The remaining vacation slipped by quickly and life returned to normal.
There was not an ugly person in all the throng.
"What do you mean by that?" asked the little Wizard, greatly puzzled.
The wanders were rather discouraged by this gloomy report, but Dorothy said with a sigh:
"Run for the river!" shouted the Wizard, and Jim quickly freed himself from his unseen tormenters by a few vicious kicks and then obeyed.
They advanced in a great swarm, having been joined by many more of their kind, and they flew straight over Jim's head to where the others were standing.
We don't wish to be eaten by such awful beasts.

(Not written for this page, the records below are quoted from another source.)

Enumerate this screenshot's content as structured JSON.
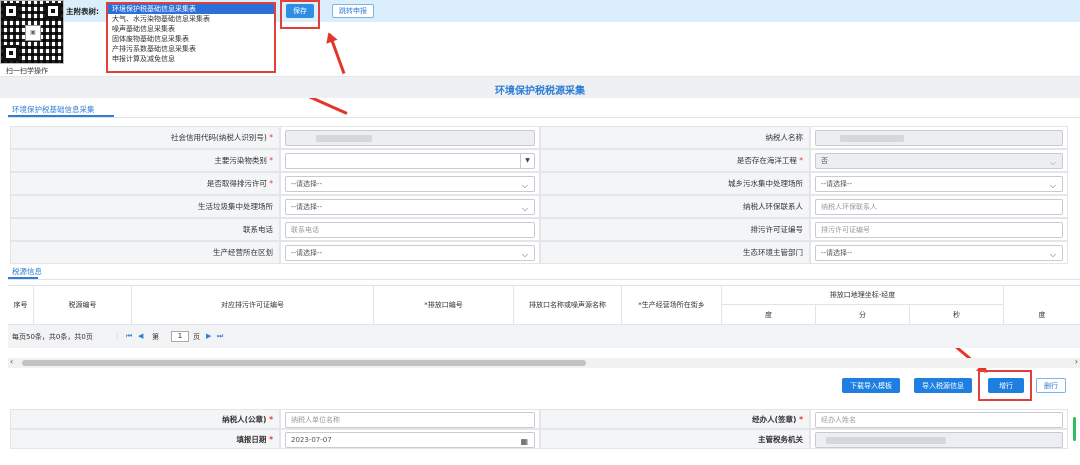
{
  "top": {
    "scan_label": "扫一扫学操作",
    "form_select_label": "主附表树:",
    "form_options": [
      "环境保护税基础信息采集表",
      "大气、水污染物基础信息采集表",
      "噪声基础信息采集表",
      "固体废物基础信息采集表",
      "产排污系数基础信息采集表",
      "申报计算及减免信息"
    ],
    "selected_option_index": 0,
    "save_label": "保存",
    "jump_label": "跳转申报"
  },
  "page_title": "环境保护税税源采集",
  "tabs": {
    "basic": "环境保护税基础信息采集",
    "source": "税源信息"
  },
  "basic_form": {
    "credit_code_label": "社会信用代码(纳税人识别号)",
    "taxpayer_name_label": "纳税人名称",
    "pollutant_type_label": "主要污染物类别",
    "ocean_project_label": "是否存在海洋工程",
    "ocean_project_value": "否",
    "permit_label": "是否取得排污许可",
    "permit_placeholder": "--请选择--",
    "sewage_site_label": "城乡污水集中处理场所",
    "sewage_site_placeholder": "--请选择--",
    "garbage_site_label": "生活垃圾集中处理场所",
    "garbage_site_placeholder": "--请选择--",
    "env_contact_label": "纳税人环保联系人",
    "env_contact_placeholder": "纳税人环保联系人",
    "phone_label": "联系电话",
    "phone_placeholder": "联系电话",
    "permit_no_label": "排污许可证编号",
    "permit_no_placeholder": "排污许可证编号",
    "district_label": "生产经营所在区划",
    "district_placeholder": "--请选择--",
    "eco_dept_label": "生态环境主管部门",
    "eco_dept_placeholder": "--请选择--",
    "required_mark": "*"
  },
  "source_table": {
    "headers": {
      "seq": "序号",
      "source_no": "税源编号",
      "permit_no": "对应排污许可证编号",
      "outlet_no": "*排放口编号",
      "outlet_name": "排放口名称或噪声源名称",
      "street": "*生产经营场所在街乡",
      "geo": "排放口地理坐标-经度",
      "deg": "度",
      "min": "分",
      "sec": "秒",
      "deg2": "度"
    },
    "pager": {
      "summary": "每页50条，共0条，共0页",
      "page_prefix": "第",
      "page_value": "1",
      "page_suffix": "页"
    }
  },
  "actions": {
    "download_template": "下载导入模板",
    "import_source": "导入税源信息",
    "add_row": "增行",
    "delete_row": "删行"
  },
  "signature": {
    "taxpayer_seal_label": "纳税人(公章)",
    "taxpayer_seal_placeholder": "纳税人单位名称",
    "agent_label": "经办人(签章)",
    "agent_placeholder": "经办人姓名",
    "fill_date_label": "填报日期",
    "fill_date_value": "2023-07-07",
    "tax_authority_label": "主管税务机关"
  },
  "colors": {
    "accent": "#2f7dd6",
    "annotation_red": "#e5352b",
    "selected_option": "#2d6fd8"
  }
}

So he sat down upon the floor of the cave, brought the piglets out one by one, and allowed them to run around as much as they pleased.

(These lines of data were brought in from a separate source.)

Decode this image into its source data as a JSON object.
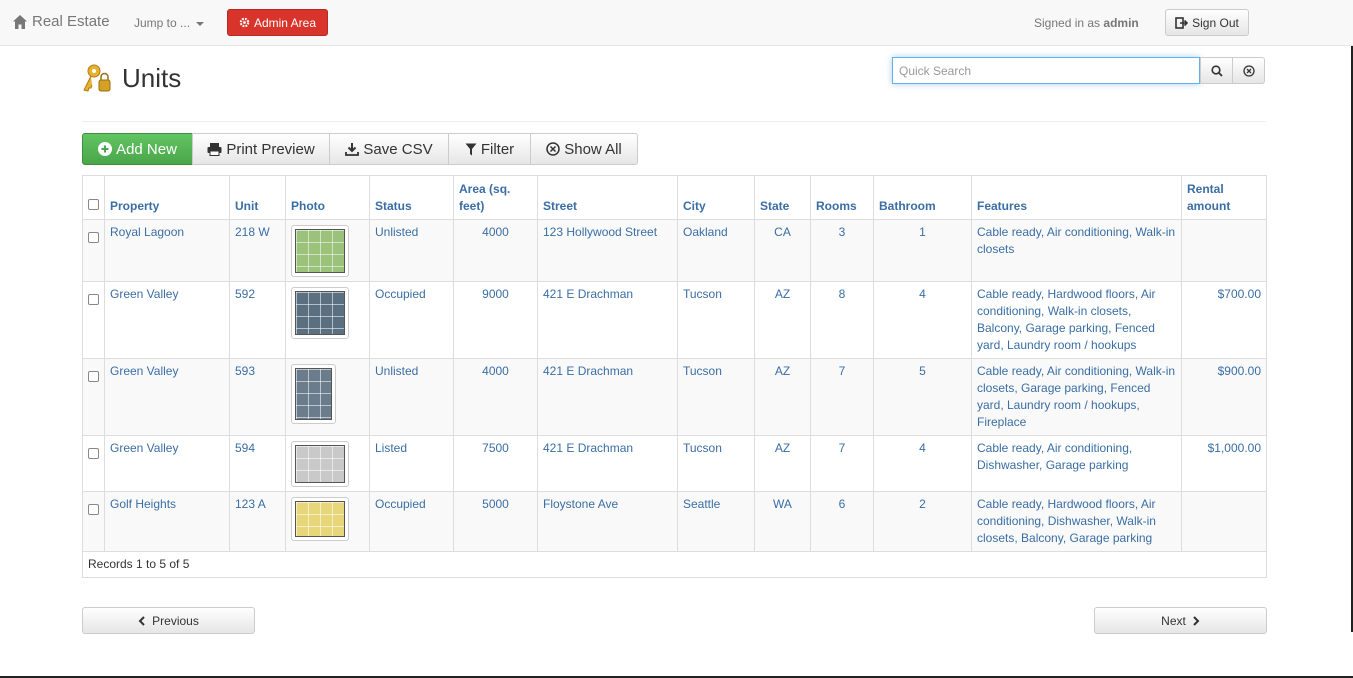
{
  "nav": {
    "brand": "Real Estate",
    "jump": "Jump to ...",
    "admin": "Admin Area",
    "signed_prefix": "Signed in as",
    "user": "admin",
    "signout": "Sign Out"
  },
  "page": {
    "title": "Units",
    "search_placeholder": "Quick Search"
  },
  "toolbar": {
    "add": "Add New",
    "print": "Print Preview",
    "csv": "Save CSV",
    "filter": "Filter",
    "showall": "Show All"
  },
  "table": {
    "headers": [
      "Property",
      "Unit",
      "Photo",
      "Status",
      "Area (sq. feet)",
      "Street",
      "City",
      "State",
      "Rooms",
      "Bathroom",
      "Features",
      "Rental amount"
    ],
    "rows": [
      {
        "property": "Royal Lagoon",
        "unit": "218 W",
        "photo_color": "#9bc27a",
        "status": "Unlisted",
        "area": "4000",
        "street": "123 Hollywood Street",
        "city": "Oakland",
        "state": "CA",
        "rooms": "3",
        "bath": "1",
        "features": "Cable ready, Air conditioning, Walk-in closets",
        "rent": ""
      },
      {
        "property": "Green Valley",
        "unit": "592",
        "photo_color": "#5a6f80",
        "status": "Occupied",
        "area": "9000",
        "street": "421 E Drachman",
        "city": "Tucson",
        "state": "AZ",
        "rooms": "8",
        "bath": "4",
        "features": "Cable ready, Hardwood floors, Air conditioning, Walk-in closets, Balcony, Garage parking, Fenced yard, Laundry room / hookups",
        "rent": "$700.00"
      },
      {
        "property": "Green Valley",
        "unit": "593",
        "photo_color": "#6b7c8d",
        "status": "Unlisted",
        "area": "4000",
        "street": "421 E Drachman",
        "city": "Tucson",
        "state": "AZ",
        "rooms": "7",
        "bath": "5",
        "features": "Cable ready, Air conditioning, Walk-in closets, Garage parking, Fenced yard, Laundry room / hookups, Fireplace",
        "rent": "$900.00"
      },
      {
        "property": "Green Valley",
        "unit": "594",
        "photo_color": "#c9c9c9",
        "status": "Listed",
        "area": "7500",
        "street": "421 E Drachman",
        "city": "Tucson",
        "state": "AZ",
        "rooms": "7",
        "bath": "4",
        "features": "Cable ready, Air conditioning, Dishwasher, Garage parking",
        "rent": "$1,000.00"
      },
      {
        "property": "Golf Heights",
        "unit": "123 A",
        "photo_color": "#e8d77a",
        "status": "Occupied",
        "area": "5000",
        "street": "Floystone Ave",
        "city": "Seattle",
        "state": "WA",
        "rooms": "6",
        "bath": "2",
        "features": "Cable ready, Hardwood floors, Air conditioning, Dishwasher, Walk-in closets, Balcony, Garage parking",
        "rent": ""
      }
    ],
    "records": "Records 1 to 5 of 5"
  },
  "pager": {
    "prev": "Previous",
    "next": "Next"
  }
}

After you went up in a balloon, and escaped us, I got back to Kansas by means of a pair of magical silver shoes.
By using the Magic Belt.
His fame had not been forgotten in the Land of Oz, by any means.

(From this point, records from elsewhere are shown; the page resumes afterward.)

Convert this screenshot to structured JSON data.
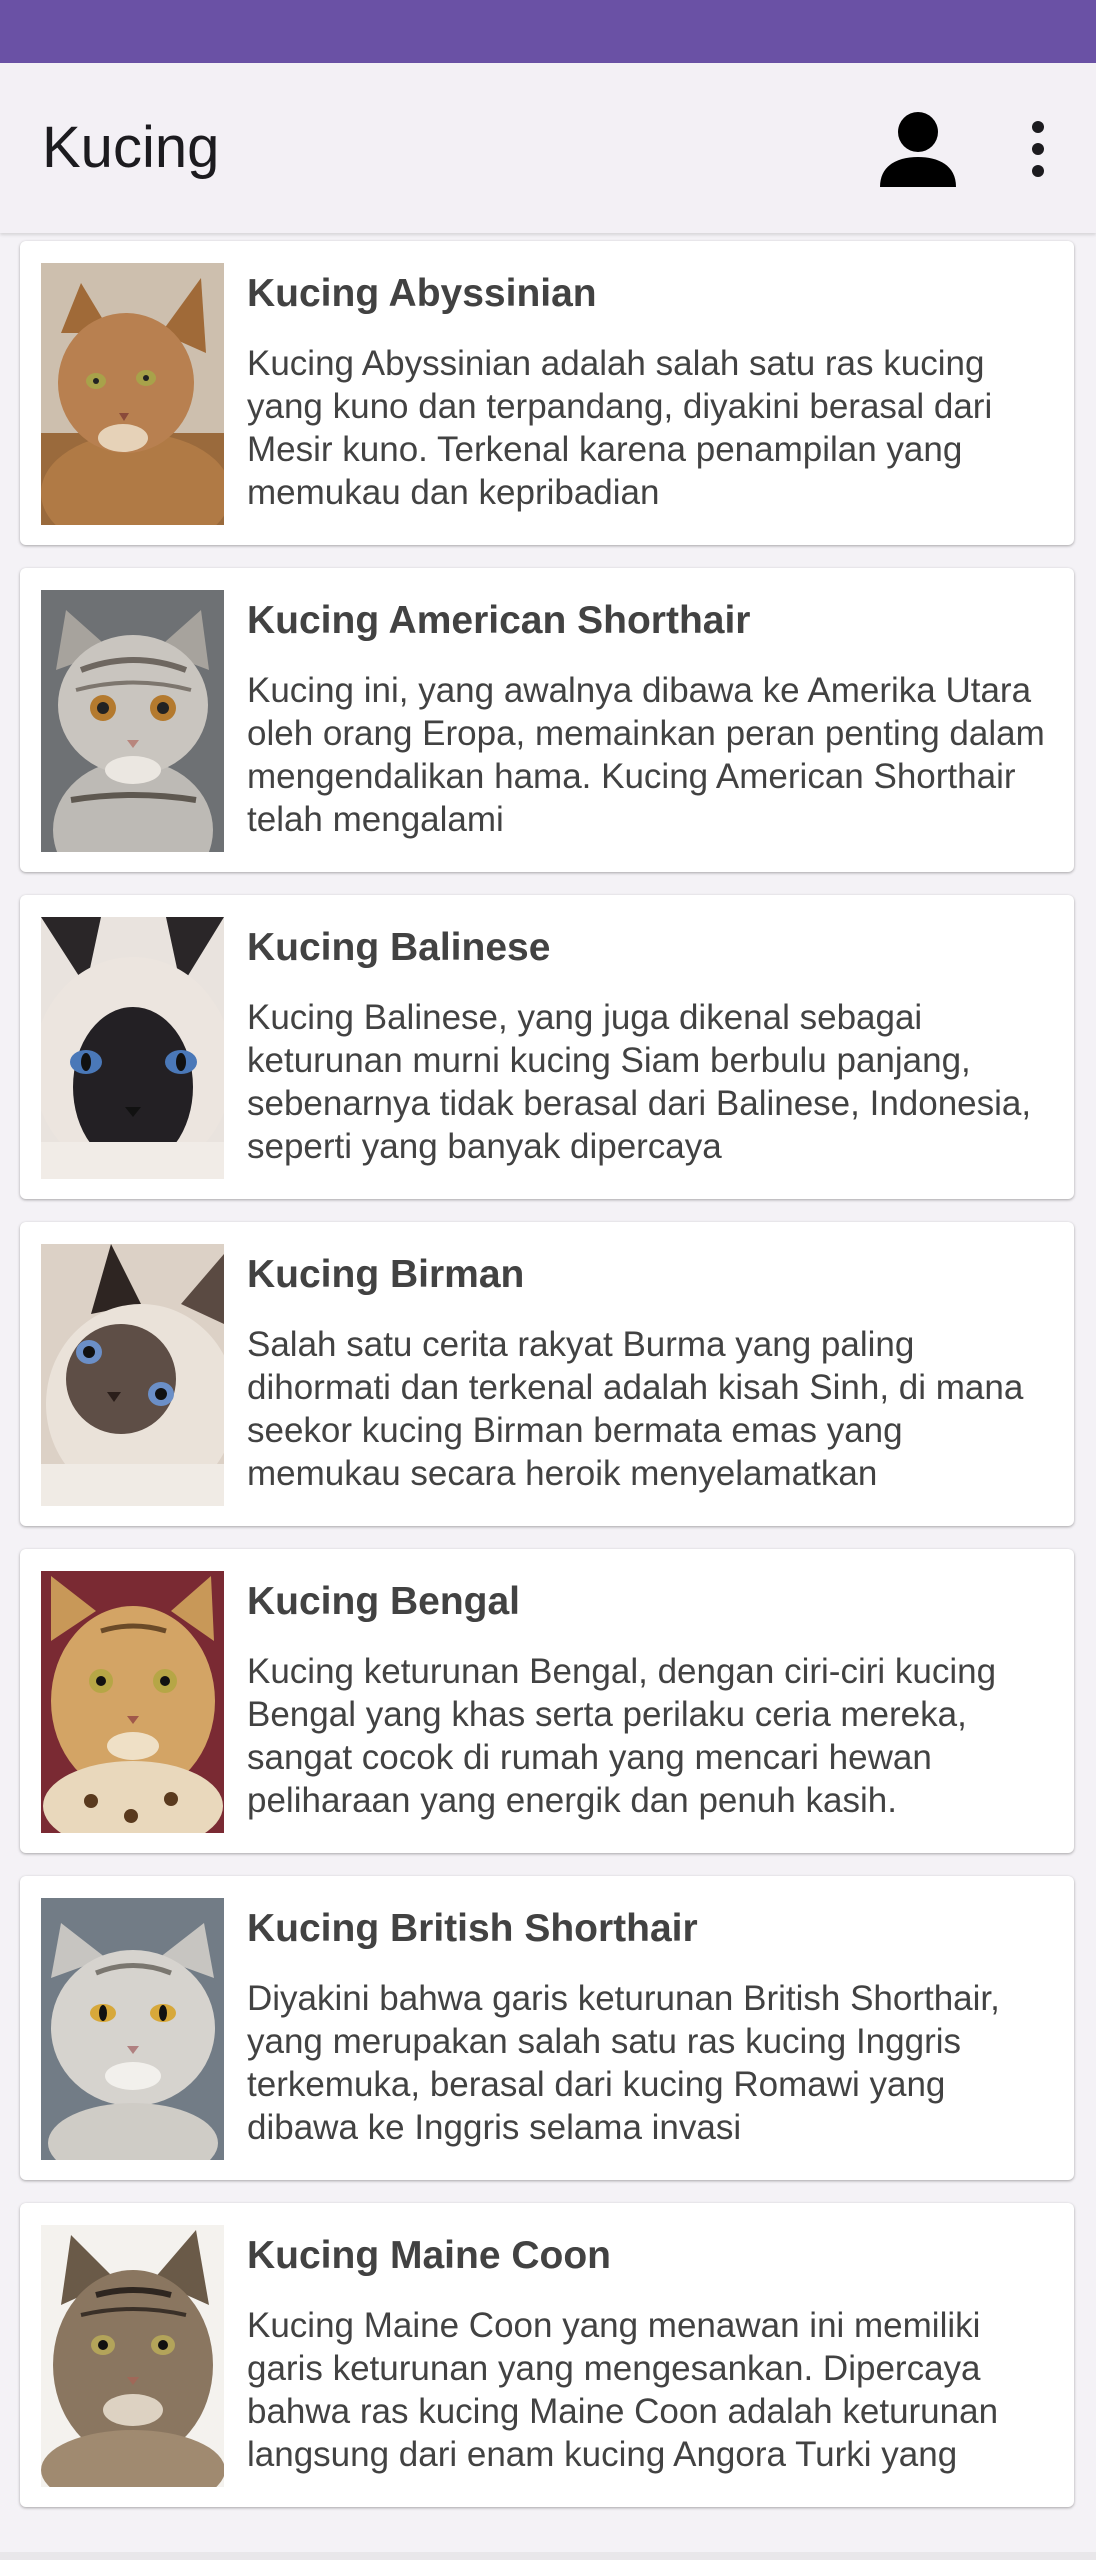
{
  "app": {
    "title": "Kucing",
    "colors": {
      "status_bar": "#6a51a5",
      "app_bar": "#f3f0f5",
      "text": "#424242"
    },
    "icons": {
      "profile": "person-icon",
      "menu": "more-vert-icon"
    }
  },
  "cats": [
    {
      "name": "Kucing Abyssinian",
      "description": "Kucing Abyssinian adalah salah satu ras kucing yang kuno dan terpandang, diyakini berasal dari Mesir kuno. Terkenal karena penampilan yang memukau dan kepribadian",
      "image": "abyssinian-cat-photo"
    },
    {
      "name": "Kucing American Shorthair",
      "description": "Kucing ini, yang awalnya dibawa ke Amerika Utara oleh orang Eropa, memainkan peran penting dalam mengendalikan hama. Kucing American Shorthair telah mengalami",
      "image": "american-shorthair-cat-photo"
    },
    {
      "name": "Kucing Balinese",
      "description": "Kucing Balinese, yang juga dikenal sebagai keturunan murni kucing Siam berbulu panjang, sebenarnya tidak berasal dari Balinese, Indonesia, seperti yang banyak dipercaya",
      "image": "balinese-cat-photo"
    },
    {
      "name": "Kucing Birman",
      "description": "Salah satu cerita rakyat Burma yang paling dihormati dan terkenal adalah kisah Sinh, di mana seekor kucing Birman bermata emas yang memukau secara heroik menyelamatkan",
      "image": "birman-cat-photo"
    },
    {
      "name": "Kucing Bengal",
      "description": "Kucing keturunan Bengal, dengan ciri-ciri kucing Bengal yang khas serta perilaku ceria mereka, sangat cocok di rumah yang mencari hewan peliharaan yang energik dan penuh kasih.",
      "image": "bengal-cat-photo"
    },
    {
      "name": "Kucing British Shorthair",
      "description": "Diyakini bahwa garis keturunan British Shorthair, yang merupakan salah satu ras kucing Inggris terkemuka, berasal dari kucing Romawi yang dibawa ke Inggris selama invasi",
      "image": "british-shorthair-cat-photo"
    },
    {
      "name": "Kucing Maine Coon",
      "description": "Kucing Maine Coon yang menawan ini memiliki garis keturunan yang mengesankan. Dipercaya bahwa ras kucing Maine Coon adalah keturunan langsung dari enam kucing Angora Turki yang",
      "image": "maine-coon-cat-photo"
    }
  ]
}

If he thought to frighten the striped beast by such language he was mistaken.
The chariot was drawn on this occasion by the Cowardly Lion and the Hungry Tiger, who were decorated with immense pink and blue bows.
Tik-tok moved by clockwork, and was made all of burnished copper.
Jim and the buggy followed, the old cab-horse being driven by Zeb while the Wizard stood up on the seat and bowed his bald head right and left in answer to the cheers of the people, who crowded thick about him.
So they unharnessed Jim and took the saddle off the Sawhorse, and the two queerly matched animals were stood side by side for the start.
Ozma was now greatly incensed by the kitten's conduct.
He put the birds softly, one by one, into their warm little home.
The great cathedral Notre Dame de Paris, which was begun before your birth, would not be finished by your death.
By looking, in part, at history.
We walked down the path to the well-house, attracted by the fragrance of the honeysuckle with which it was covered.
Maybe Katie wasn't the only one who had been overlooked by Señor Medena when it came to inheritance.
Really. By whom - and why?
The little man felt carefully in his pocket and pulled out the tiny piglets, setting them upon the grass one by one, where they ran around and nibbled the tender blades.
The few signs I used became less and less adequate, and my failures to make myself understood were invariably followed by outbursts of passion.
One of the old men nearest to him looked round, but his attention was immediately diverted by an exclamation at the other side of the table.
By the way, neither Alex nor I drink.
His clothing fitted his form snugly and was gorgeously colored in brilliant shades of green, which varied as the sunbeams touched them but was not wholly influenced by the solar rays.
They knew the kitten, by this time, so they scampered over to where she lay beside Jim and commenced to frisk and play with her.
Alondra stood by watching, her expression pleased.
Felipa took Carmen by the arm.